On Public Lands Day 2011, my friend and I spent some time in White Clay Creek State Park. As we walked through the park, a few female Mallard ducks flew over the creek. We found a few large spiders in vernal ponds and a grasshopper jumping around through the weeds. We could not, however, identify a certain type of frog that was present on the trail we were hiking. The frogs were scattered throughout the trail; we could hear them. My friend and I would identify where we thought the sound was coming from in the wet grass and then run our hands over the area, pull back the plants; we even stepped carefully around the area to try to scare the frog into our sight. The elusive amphibians were too sneaky for us. I became frustrated and said, “Whatever. It’s not like it’s that important anyway.” My friend, being a bit more patient than I am, responded, “I’d still like to know what it is though. I still want to know what’s around us.”

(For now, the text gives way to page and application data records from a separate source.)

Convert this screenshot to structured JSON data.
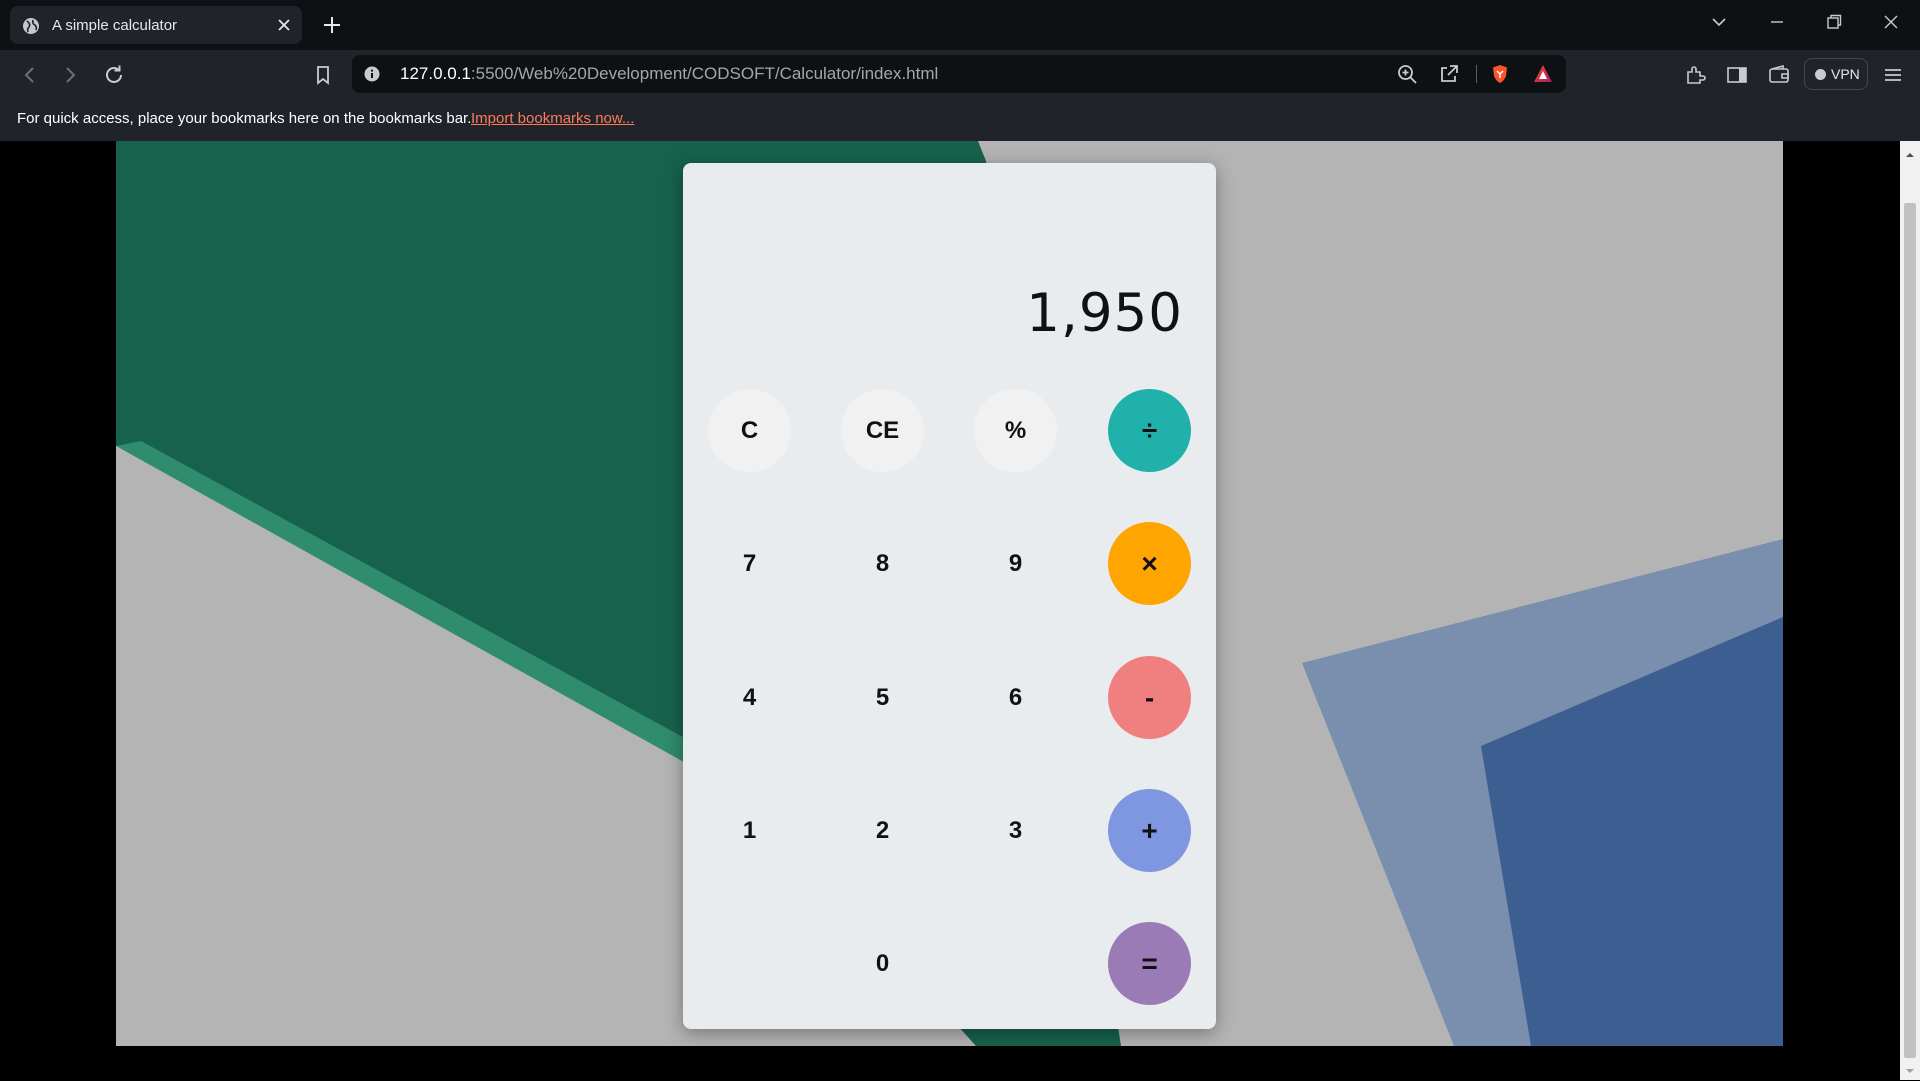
{
  "browser": {
    "tab": {
      "title": "A simple calculator"
    },
    "address": {
      "host": "127.0.0.1",
      "path": ":5500/Web%20Development/CODSOFT/Calculator/index.html"
    },
    "vpn_label": "VPN",
    "bookmarks_bar": {
      "message": "For quick access, place your bookmarks here on the bookmarks bar.",
      "import_link": "Import bookmarks now..."
    }
  },
  "calculator": {
    "display": "1,950",
    "keys": {
      "clear": "C",
      "clear_entry": "CE",
      "percent": "%",
      "divide": "÷",
      "seven": "7",
      "eight": "8",
      "nine": "9",
      "multiply": "×",
      "four": "4",
      "five": "5",
      "six": "6",
      "subtract": "-",
      "one": "1",
      "two": "2",
      "three": "3",
      "add": "+",
      "zero": "0",
      "equals": "="
    },
    "colors": {
      "function_key_bg": "#f1f1f1",
      "divide": "#20b2aa",
      "multiply": "#ffa500",
      "subtract": "#f08080",
      "add": "#7f96e0",
      "equals": "#9a7bb6"
    }
  },
  "background_colors": {
    "green": "#17624c",
    "gray": "#b4b4b4",
    "blue": "#3d5e90"
  }
}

I stopped to think about his remark. He was right. We should still know what is around us. We should connect with our living, active surroundings. As an Environmental Studies major, I do feel connected to the environment and in my opinion; all species have an intrinsic value and a right to exist. But sometimes I can get frustrated in the “instant gratification” society that we live in today. My friend’s comment gave me perspective and I later took my shoes off just to feel the water rushing from the creek under them and walked all the way home with silt covering my feet. It was my turn to offer him perspective. After he asked why I had my shoes off, as if it was an act of extreme social deviance, I explained that it is important to experience nature and not feel apart from it. My shoes had suddenly become a barrier between the soil and my feet, so I removed them and got a little dirty. I was not caused any physical pain. I feel I should spread the word; being out in nature will ground you and give you a different outlook, not necessarily cause you any harm.
With a guest speaker in one of my classes, we discussed value using the differences between wealth and income. In my International Human Rights Class, we review ways that humans have assigned monetary value to other humans and likened them to property. How should we assign value to the environment to ensure better conservation? Is it even moral to do so? There are always political debates centered on carbon taxes and cap and trade programs, but what value can we assign to the frog in White Clay Creek State Park that could not be seen? Robert Costanza, of Maryland’s Chesapeake Biological Laboratory, has stated that, “A resource [like the Chesapeake] can be driven to extinction before the market even realizes it was there” (Wennersten 195). The wildlife in WCCSP is representative of the flora and fauna throughout the state of Delaware. Perhaps a large number of our unidentified amphibians have lost their habitats to commercial development and suburban sprawl. If an Environment Studies major and Rutgers University Cook College graduate could not identify the frog; I’m going to venture to say that the developers in Delaware have not. The thought of losing a species without even knowing it existed in the first place is startling to me.
I believe that the environment should be given some sort of value, by as demonstrated in Wennersten’s book, defining the environment in solely economic terms only leads to more destructive, profit-motivated behaviors. We must transition to a new social consciousness similar to the “land stewardship” that Wendell Berry spoke of. We should “seek to redevelop rural culture in terms of an ethic and way of life based upon love of place and devotion to the land,” (Wennersten 220) so as to save the frog in Delaware and the flora and fauna throughout the world.